● **REQUIREMENT**
Please repeat each line of the data exactly, with nothing left out.
<<<<
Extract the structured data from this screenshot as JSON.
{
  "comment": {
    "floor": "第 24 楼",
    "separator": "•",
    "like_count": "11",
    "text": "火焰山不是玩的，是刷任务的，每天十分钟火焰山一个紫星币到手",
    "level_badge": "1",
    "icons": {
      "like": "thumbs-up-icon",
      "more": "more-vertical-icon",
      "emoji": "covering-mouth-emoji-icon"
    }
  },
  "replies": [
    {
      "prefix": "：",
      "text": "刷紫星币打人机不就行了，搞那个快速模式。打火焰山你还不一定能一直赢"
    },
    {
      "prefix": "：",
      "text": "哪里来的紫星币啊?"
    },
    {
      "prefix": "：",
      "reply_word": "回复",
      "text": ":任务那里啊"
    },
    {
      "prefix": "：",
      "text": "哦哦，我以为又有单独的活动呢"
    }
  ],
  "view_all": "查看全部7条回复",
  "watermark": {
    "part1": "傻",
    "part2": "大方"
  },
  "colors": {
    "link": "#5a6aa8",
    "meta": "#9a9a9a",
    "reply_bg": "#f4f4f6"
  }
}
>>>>
● **YOUR RESPONSE**
Extract the structured data from this screenshot as JSON.
{
  "comment": {
    "floor": "第 24 楼",
    "separator": "•",
    "like_count": "11",
    "text": "火焰山不是玩的，是刷任务的，每天十分钟火焰山一个紫星币到手",
    "level_badge": "1",
    "icons": {
      "like": "thumbs-up-icon",
      "more": "more-vertical-icon",
      "emoji": "covering-mouth-emoji-icon"
    }
  },
  "replies": [
    {
      "prefix": "：",
      "text": "刷紫星币打人机不就行了，搞那个快速模式。打火焰山你还不一定能一直赢"
    },
    {
      "prefix": "：",
      "text": "哪里来的紫星币啊?"
    },
    {
      "prefix": "：",
      "reply_word": "回复",
      "text": ":任务那里啊"
    },
    {
      "prefix": "：",
      "text": "哦哦，我以为又有单独的活动呢"
    }
  ],
  "view_all": "查看全部7条回复",
  "watermark": {
    "part1": "傻",
    "part2": "大方"
  },
  "colors": {
    "link": "#5a6aa8",
    "meta": "#9a9a9a",
    "reply_bg": "#f4f4f6"
  }
}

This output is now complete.